In NNU’s theology courses, you will find emergent leaders, Roman Catholic mystics, and modern day mystics such as Richard Foster in the textbooks used. The Master’s in Spiritual Formation program uses books by Henri Nouwen, Richard Foster, Donald Miller, Rob Bell, Steve Chalke, Brother Lawrence, Eugene Peterson, Brian McLaren, and Dallas Willard. There are two Nazarenes on the list, but they both support open theism, process theology, and do not believe in biblical inerrancy. The M.A. in Missional Leadership, and M.A. in Pastoral Leadership, also are stacked with books from the same kind of writers. It makes one wonder, is there a severe shortage of textbooks by Bible believing teachers? Even the M.A. in Christian Education is filled with textbooks from emergent authors such as McLaren, Sweet, and Phylis Tickle.
But not all professors or students at the school are happy with what is going on, and NNU is not the only school in trouble. The school is just one example of the retreat from biblical principles that many of our Nazarenes schools have taken. Our very own seminary, Nazarene Theological Seminary, has a course this Spring called Celtic Spirituality, which is giving pastors-to-be the opportunity to practice what amounts to an occultic type of Christianity that is not based on scripture. Point Loma Nazarene University has been going the way of contemplative spirituality for quite a while, and also has brought false teachers consistently to the school, most recently an appearance by Rob Bell, where he spoke on Pastor’s Day. Trevecca Nazarene University still has a prayer labyrinth on campus, and sends its students on retreats to a monastery to practice the silence. Even Nazarene Bible College has brought in spiritual formation. And Eastern Nazarene College has a prominent professor who believes in evolution and open theism, and the school is helping to introduce Roman Catholic ideology to the students.
We have only scratched the surface here. At some of these schools you will find professors teaching a view of God as being gender neutral, or even describing God as having a feminine side. You will find more and more emphasis on environmentalism, and social activism or social justice, to the exclusion of strong, biblically sound preparation of students.
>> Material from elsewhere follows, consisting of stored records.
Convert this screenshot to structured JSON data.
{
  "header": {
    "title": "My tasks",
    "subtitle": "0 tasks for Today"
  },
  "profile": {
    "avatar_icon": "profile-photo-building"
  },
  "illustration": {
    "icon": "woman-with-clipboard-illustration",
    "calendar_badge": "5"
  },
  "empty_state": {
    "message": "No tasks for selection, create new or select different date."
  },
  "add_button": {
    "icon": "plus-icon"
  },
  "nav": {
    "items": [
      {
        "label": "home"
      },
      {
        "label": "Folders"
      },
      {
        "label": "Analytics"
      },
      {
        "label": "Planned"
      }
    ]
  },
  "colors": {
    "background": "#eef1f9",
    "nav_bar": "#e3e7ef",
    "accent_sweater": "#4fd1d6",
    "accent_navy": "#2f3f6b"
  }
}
You will even see the “psycho-babble” that is prevalent at so many Christian schools and churches, where licensing with secular agencies is encouraged in their counselor education programs (unholy alliances) and given more weight and importance than solid Christian counseling for those who want to go into counseling ministries.
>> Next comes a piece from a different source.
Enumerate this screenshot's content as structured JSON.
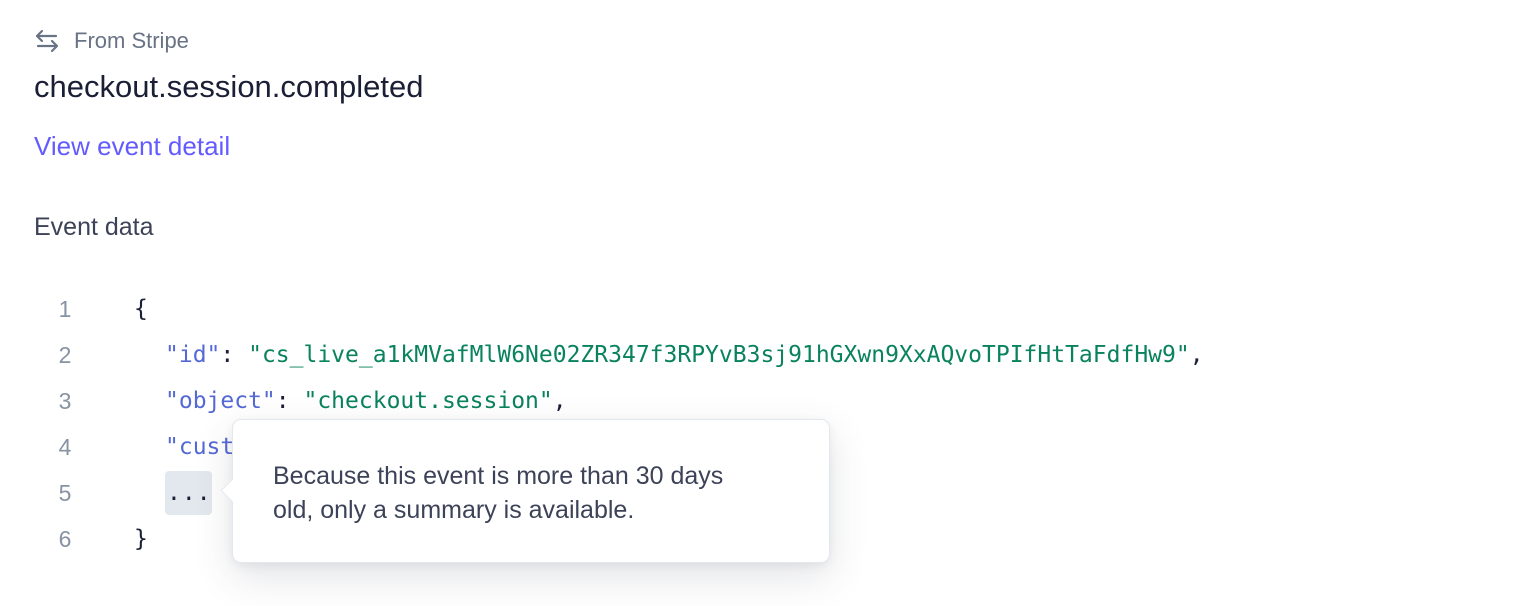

All this amounts to what is a serious problem that is resulting in schools losing students, as more and more parents and students are turning to biblically sound schools, instead of the slowly deteriorating schools in the Nazarene denomination. Will even more than 10,000 leave the denomination in the next four years? Will there be more and more pastors graduating from seminary who do not believe and trust all of scripture? Will the denomination recover from this damaging trend away from Biblical soundness? Will the leadership in the church speak out boldly, clearly, without ambiguity?
Only time will answer these questions. True revival- and the fruits that bear witness of true revival- will only come through much prayer, and the work of God’s Holy Spirit to move the hearts and minds of leaders at the schools and in the churches.
** If an official representative of any of these schools I mentioned would like to post a rebuttal or defense of any of the facts written here, I am willing to post their response.